▶ [Provided records]
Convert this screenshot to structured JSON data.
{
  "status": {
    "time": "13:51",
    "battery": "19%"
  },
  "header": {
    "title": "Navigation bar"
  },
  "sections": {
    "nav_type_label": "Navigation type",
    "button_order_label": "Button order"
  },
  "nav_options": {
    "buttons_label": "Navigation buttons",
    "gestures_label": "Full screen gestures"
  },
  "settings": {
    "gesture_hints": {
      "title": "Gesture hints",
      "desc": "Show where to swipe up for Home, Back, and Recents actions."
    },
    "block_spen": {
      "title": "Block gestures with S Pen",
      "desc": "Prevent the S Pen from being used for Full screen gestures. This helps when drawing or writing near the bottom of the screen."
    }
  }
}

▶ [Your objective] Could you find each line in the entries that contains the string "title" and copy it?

▶ [Response to this task]
    "title": "Navigation bar"
      "title": "Gesture hints",
      "title": "Block gestures with S Pen",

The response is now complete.